In Texas, it’s been a few weeks since the new open carry law went into effect, and this story from keranews.org says many women are electing to keep their pistols concealed.
The reporters went to Ray’s Sportig Goods in Oak Cliff where store manager Chuck Payne told them he’s sold a lot more guns and accessories to ladies lately.
“A lot of married ladies with their husbands have decided that (if) their husband’s not home, they need to be able to do something,” Payne said. “And they need a different gun than what their husband has.”
And, he says, that means they’re buying different accessories too, like the purses with hidden pockets, special jackets designed for women’s concealed carry, and similar products that he carries.
Though he’s selling to more women, Payne says he hasn’t seen one woman come into the store carrying openly.
In the story, Julianna Crowder, founder of A Girl and A Gun shooting club, says one reason women aren’t carrying openly is because they don’t want to draw attention to themselves.
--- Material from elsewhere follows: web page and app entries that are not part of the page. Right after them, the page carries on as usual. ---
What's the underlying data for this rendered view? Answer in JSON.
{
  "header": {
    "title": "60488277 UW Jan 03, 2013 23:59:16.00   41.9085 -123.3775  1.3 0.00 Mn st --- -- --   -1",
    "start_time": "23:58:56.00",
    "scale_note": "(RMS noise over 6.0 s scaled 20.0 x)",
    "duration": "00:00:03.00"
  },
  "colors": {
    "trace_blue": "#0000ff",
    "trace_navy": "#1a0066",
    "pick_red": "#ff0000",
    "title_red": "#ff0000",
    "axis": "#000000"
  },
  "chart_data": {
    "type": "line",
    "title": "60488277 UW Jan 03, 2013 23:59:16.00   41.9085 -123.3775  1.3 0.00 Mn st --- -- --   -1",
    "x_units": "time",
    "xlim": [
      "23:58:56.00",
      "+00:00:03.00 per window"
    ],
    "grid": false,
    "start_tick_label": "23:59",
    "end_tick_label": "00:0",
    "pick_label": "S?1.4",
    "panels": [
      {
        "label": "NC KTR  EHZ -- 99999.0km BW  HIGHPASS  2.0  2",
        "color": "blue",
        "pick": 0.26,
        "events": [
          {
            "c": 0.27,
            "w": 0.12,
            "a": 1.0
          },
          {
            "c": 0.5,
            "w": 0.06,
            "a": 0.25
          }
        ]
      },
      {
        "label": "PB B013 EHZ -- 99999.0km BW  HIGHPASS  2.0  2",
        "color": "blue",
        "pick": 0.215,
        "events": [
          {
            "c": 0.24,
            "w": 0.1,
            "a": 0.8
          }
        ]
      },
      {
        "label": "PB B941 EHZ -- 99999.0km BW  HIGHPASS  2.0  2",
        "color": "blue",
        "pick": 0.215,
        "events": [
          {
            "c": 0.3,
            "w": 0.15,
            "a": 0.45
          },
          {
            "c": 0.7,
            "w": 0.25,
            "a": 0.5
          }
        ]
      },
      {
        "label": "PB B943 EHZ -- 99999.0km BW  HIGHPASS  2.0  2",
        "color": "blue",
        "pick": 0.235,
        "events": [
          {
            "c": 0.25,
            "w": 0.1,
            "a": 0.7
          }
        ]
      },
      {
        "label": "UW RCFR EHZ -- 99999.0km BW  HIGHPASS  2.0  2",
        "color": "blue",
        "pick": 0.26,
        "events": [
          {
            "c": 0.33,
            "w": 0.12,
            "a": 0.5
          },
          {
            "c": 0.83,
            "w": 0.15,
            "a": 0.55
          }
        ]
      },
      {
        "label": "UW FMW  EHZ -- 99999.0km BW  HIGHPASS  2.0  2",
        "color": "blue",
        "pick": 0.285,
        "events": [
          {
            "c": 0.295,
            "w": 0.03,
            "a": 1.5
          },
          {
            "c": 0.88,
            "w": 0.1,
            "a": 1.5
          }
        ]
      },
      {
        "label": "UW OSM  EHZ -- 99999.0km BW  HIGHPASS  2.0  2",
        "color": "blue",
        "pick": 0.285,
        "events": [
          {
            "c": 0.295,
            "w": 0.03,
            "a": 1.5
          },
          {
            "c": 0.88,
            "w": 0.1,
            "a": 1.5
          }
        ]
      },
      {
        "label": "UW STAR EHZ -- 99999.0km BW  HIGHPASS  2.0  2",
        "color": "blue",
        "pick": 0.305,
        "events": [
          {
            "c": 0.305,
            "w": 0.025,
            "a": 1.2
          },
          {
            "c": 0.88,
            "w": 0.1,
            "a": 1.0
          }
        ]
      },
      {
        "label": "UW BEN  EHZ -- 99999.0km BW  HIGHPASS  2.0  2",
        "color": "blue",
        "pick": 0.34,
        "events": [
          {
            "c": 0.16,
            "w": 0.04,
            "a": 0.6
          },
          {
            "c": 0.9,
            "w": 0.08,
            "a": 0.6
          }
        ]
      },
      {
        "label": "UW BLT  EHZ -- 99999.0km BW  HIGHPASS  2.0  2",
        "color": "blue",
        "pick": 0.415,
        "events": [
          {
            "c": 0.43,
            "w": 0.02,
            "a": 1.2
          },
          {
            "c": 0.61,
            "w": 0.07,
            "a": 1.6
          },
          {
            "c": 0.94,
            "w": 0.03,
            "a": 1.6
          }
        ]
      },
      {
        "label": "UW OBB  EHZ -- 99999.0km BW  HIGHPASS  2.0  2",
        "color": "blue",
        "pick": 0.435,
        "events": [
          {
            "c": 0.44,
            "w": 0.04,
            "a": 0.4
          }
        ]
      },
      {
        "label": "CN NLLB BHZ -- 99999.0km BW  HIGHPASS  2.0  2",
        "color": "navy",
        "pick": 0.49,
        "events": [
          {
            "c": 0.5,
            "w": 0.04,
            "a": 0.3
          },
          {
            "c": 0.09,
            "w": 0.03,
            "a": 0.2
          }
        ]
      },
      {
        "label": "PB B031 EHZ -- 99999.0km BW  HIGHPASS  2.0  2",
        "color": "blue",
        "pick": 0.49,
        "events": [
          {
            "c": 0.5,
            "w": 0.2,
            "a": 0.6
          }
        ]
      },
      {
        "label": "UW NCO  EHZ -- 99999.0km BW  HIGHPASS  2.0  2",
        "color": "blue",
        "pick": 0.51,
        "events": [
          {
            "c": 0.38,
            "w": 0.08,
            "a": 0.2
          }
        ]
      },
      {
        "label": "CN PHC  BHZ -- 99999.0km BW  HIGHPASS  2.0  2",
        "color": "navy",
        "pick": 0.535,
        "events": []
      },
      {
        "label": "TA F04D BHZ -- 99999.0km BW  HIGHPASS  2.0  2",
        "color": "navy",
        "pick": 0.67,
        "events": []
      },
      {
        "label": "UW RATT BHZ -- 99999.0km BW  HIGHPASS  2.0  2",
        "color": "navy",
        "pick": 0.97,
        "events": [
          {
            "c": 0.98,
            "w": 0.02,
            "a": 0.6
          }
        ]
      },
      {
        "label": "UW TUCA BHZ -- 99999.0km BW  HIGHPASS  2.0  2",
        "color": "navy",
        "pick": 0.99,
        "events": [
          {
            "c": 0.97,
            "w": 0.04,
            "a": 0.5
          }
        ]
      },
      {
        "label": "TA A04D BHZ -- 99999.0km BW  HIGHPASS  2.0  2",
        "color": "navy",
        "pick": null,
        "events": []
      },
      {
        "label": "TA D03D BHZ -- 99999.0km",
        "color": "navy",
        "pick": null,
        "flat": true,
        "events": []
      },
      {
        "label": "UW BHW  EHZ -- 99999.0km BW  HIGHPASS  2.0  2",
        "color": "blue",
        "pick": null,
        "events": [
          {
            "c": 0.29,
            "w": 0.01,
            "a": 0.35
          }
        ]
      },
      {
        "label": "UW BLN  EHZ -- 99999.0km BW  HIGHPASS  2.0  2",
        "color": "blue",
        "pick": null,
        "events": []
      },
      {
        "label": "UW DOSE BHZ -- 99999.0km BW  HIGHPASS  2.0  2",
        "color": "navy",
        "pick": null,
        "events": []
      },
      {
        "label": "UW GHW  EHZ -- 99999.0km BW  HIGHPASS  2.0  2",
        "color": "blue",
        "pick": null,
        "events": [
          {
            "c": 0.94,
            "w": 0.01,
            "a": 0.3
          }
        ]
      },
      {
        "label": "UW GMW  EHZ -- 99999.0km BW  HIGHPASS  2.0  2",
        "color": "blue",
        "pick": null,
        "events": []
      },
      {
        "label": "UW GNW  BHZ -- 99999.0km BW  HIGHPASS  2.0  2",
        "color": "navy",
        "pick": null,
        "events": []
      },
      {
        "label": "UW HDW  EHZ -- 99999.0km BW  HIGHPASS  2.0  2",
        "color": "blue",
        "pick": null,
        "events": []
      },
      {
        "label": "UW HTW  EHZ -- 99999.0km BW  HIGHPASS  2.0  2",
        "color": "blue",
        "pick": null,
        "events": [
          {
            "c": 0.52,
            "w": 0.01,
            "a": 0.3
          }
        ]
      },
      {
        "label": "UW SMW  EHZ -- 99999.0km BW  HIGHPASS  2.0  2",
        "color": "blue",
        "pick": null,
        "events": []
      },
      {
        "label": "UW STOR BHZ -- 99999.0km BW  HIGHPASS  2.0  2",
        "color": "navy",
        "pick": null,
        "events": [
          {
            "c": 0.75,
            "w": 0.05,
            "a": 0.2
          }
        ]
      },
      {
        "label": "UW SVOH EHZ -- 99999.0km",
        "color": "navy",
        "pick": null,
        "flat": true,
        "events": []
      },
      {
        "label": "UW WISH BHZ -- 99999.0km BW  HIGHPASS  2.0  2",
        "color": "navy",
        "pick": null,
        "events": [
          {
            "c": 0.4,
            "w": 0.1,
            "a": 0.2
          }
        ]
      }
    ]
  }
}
Crowder said she keeps a 9mm pistol in an over-the-waistband holster, under her jacket.
“I also think culturally-wise, here in Texas, we’re so used to concealed carry that it’s a bit of a shift to figure out what our carry method would be if we decided to open carry, and is it going to be secure enough,” Crowder said in the story.
Companies that make gear especially designed for women to carry concealed or otherwise are seeing spikes in business, like The Well-Armed Woman, which we reported on yesterday.
Carrie Lightfoot’s Arizona-based online store sells bra holsters, concealment garters, lace waistband holsters, and a lot more. She says women’s wardrobes and body shape can make safely concealed and drawing a gun more challenging, and that overall, sales and shooting club memberships are up more than 130 percent since the fall.
“The misperception is that women are casual about the carrying of the gun,” Lightfoot said. “And that really is not accurate. Women are extremely responsible and concerned about safety.”
The story also mentions the success of some off-the-body carry methods for women, like Plano-based Kate Woolstenhulme’s line of high-end concealed carry handbags introduced in 2009, which are made to emulate designer bags like Coach or Burberry, with special pockets and locking devices for firearms.
The bags are pricey, but the story quotes a stat from the NSSF that showed women who bought a gun in the past year spent an average of $870 on firearms and more than $400 on accessories.